όσο κι αν πικρά πονούμε,
υπερήφανα ας πούμε
σα Σουλιώτισσες.

Παιδιά, της Ελλάδος παιδιά,
που σκληρά πολεμάτε
πάνω στα βουνά.

Παιδιά, στη γλυκιά Παναγιά,

προσευχόμαστε όλες,
νά 'ρθετε ξανά.

Mε της Νίκης τα φτερά,

σας προσμένουμε παιδιά.



Vembo's rendition and ridicule of Mussolini in the satirical song, Vazei o Duce ti Stoli Tou, and the other anti-Italian-occupier songs which you can hear for yourselves below, raised the roof wherever they  were performed during those dark days of the Occupation, and helped uplift a people who despite the fact that they were struggling to survive, with limited food and water supplies, strongly and courageously resisted the occupying forces with every means at their disposal.


 









   





A child with his ration card and measly portion during the Occupation... 

If you are interested we urge you to have a look, listen to the songs - rousing, haunting or melancholy they are a testament to, and represent the extreme hardship and poverty the people of Greece experienced, without losing their will to fight or survive -  a particularly moving tribute to the men and women who sacrificed themselves for the rest of humanity...  


Eager to get to the mountains of Albania...
  

This post is dedicated to our parents... 


To you, Mama kai Baba, and to all those young men and women, who, like many of the young people of the day, stood firm in your beliefs, inspired by your ideals of democracy to fight for freedom in the face of adversity, to persist and to resist and in so doing passed down to us some very valuable lessons and values : a passion for life, for working for the common good and a steadfast knowledge of what's right and wrong, firm principles or 'arhes' and a natural optimism which we have kept to this day. 

To you, Baba, who, with your friend Vangeli, had the strength and courage,  to take down a German Flag in your hometown and raise the Greek one, singing the Greek National Anthem, fully knowing what the consequences would be if they caught you! 

To our parents, who didn't hesitate for a moment despite their misgivings, when it came to ensuring a better future for their children, to abandon their homeland, the homeland which they had fought so hard to free and take the hard and often hostile road of emigration, abandoning family and friends, all things dear and familiar, to go to a faraway land which bore no resemblance to their own, where the language was vastly different, where the attitudes and values were also different, but which was able to offer the security and opportunity that Greece of the 60's was unfortunately not in a position to do!

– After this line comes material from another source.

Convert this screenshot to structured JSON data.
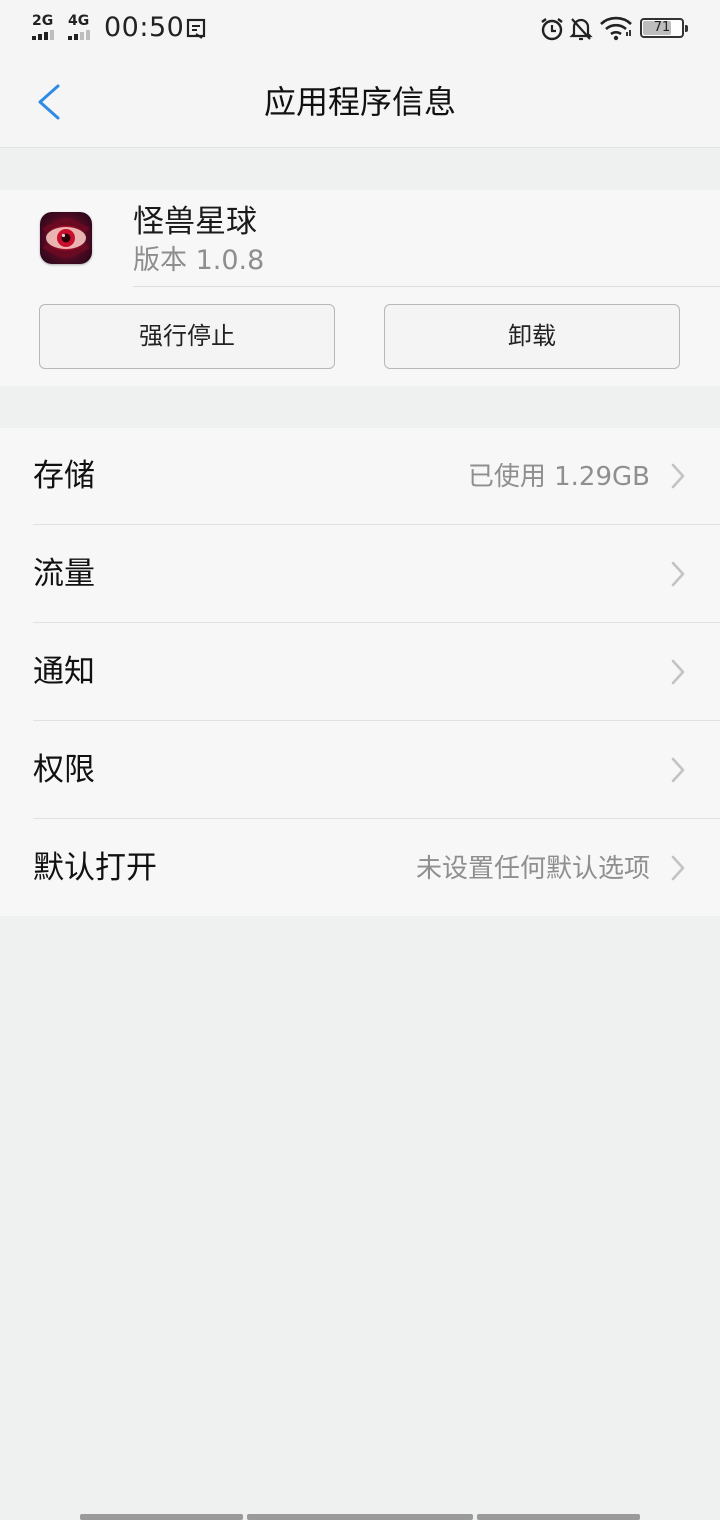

  For all this we are eternally grateful - Efharistoume ... 

 
 

 During the  German Occupation of Athens, the House of Troy, Schliemann's House, was commandeered. The detail on the gates of what is now the Numismatic Museum on Panepistimiou Street in Athens, remains as a 'souvenir' or evidence of that occupation.

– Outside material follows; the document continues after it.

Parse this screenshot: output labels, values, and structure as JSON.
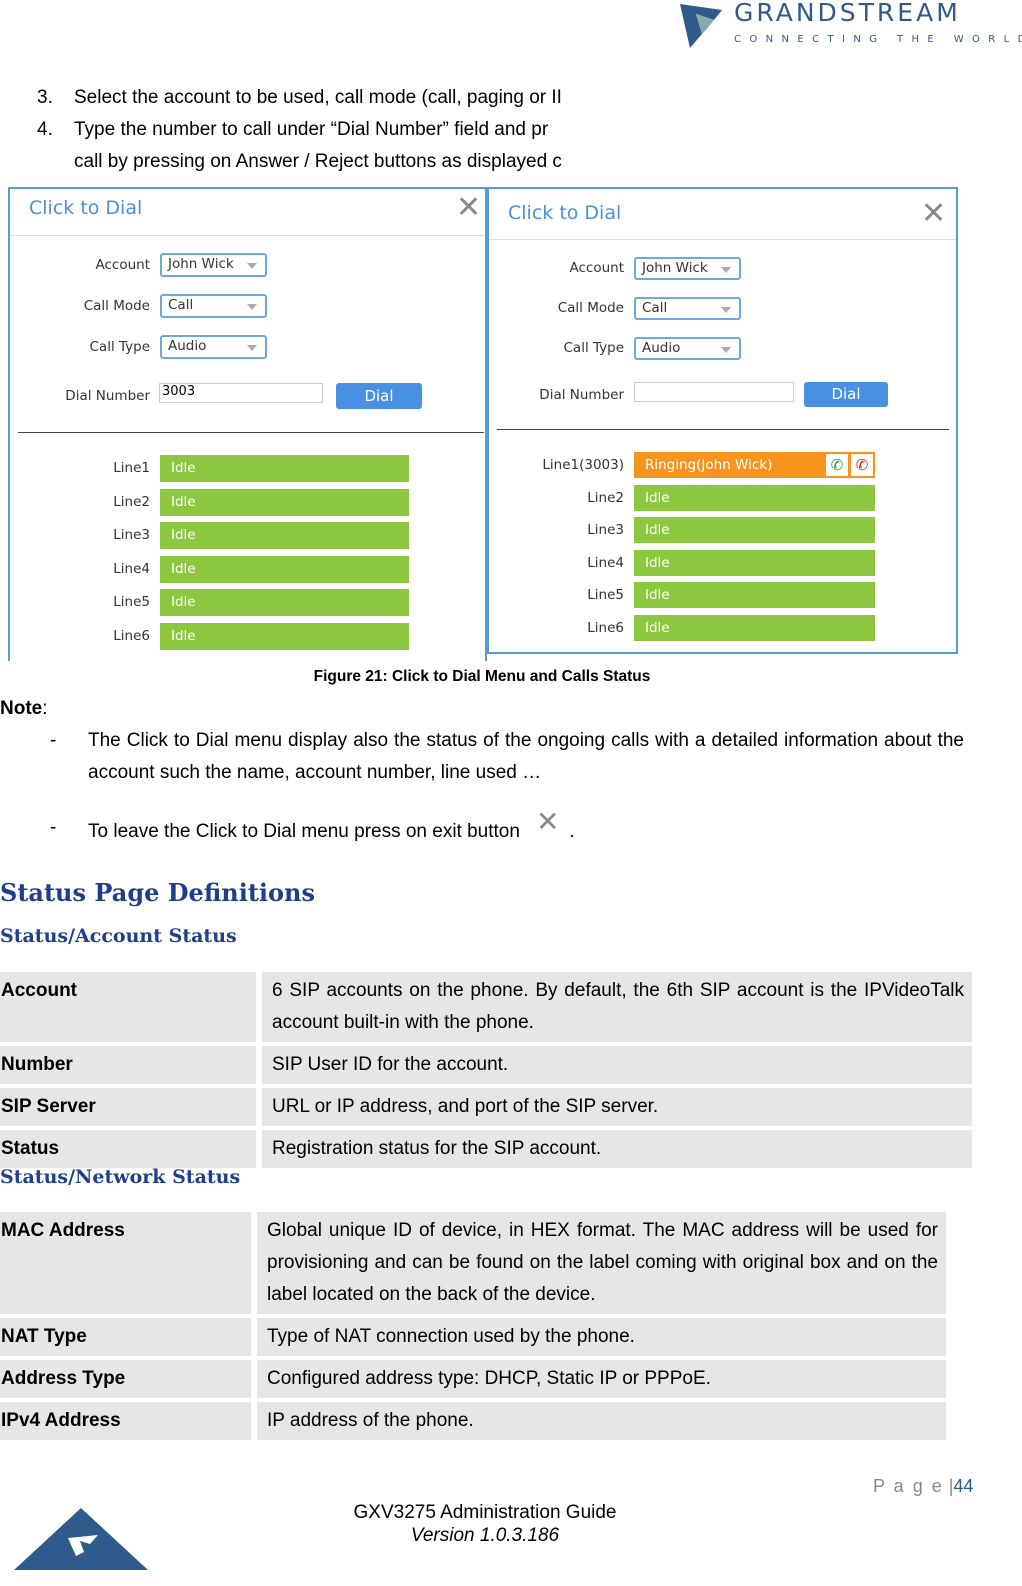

** Souliotisses



Zaloggo in the mountains of Epirus - O Horos tou Zaloggou
These truly awe-inspiring giant marble statues depict the  women of Souli joining hands and dancing - singing "Adieu Sweet life. Soulitiosses cannot live without their freedom" before jumping  to their death to avoid capture and slavery...



The marble plaque dedicating the giant marble statues to the heroic women of Souli, The Souliotisses.
 

No comments:

Post a Comment

We welcome feedback from our readers, but please keep your comments polite and respectful. Anonymous comments will be evaluated and published only if considered appropriate.

Related Posts with Thumbnails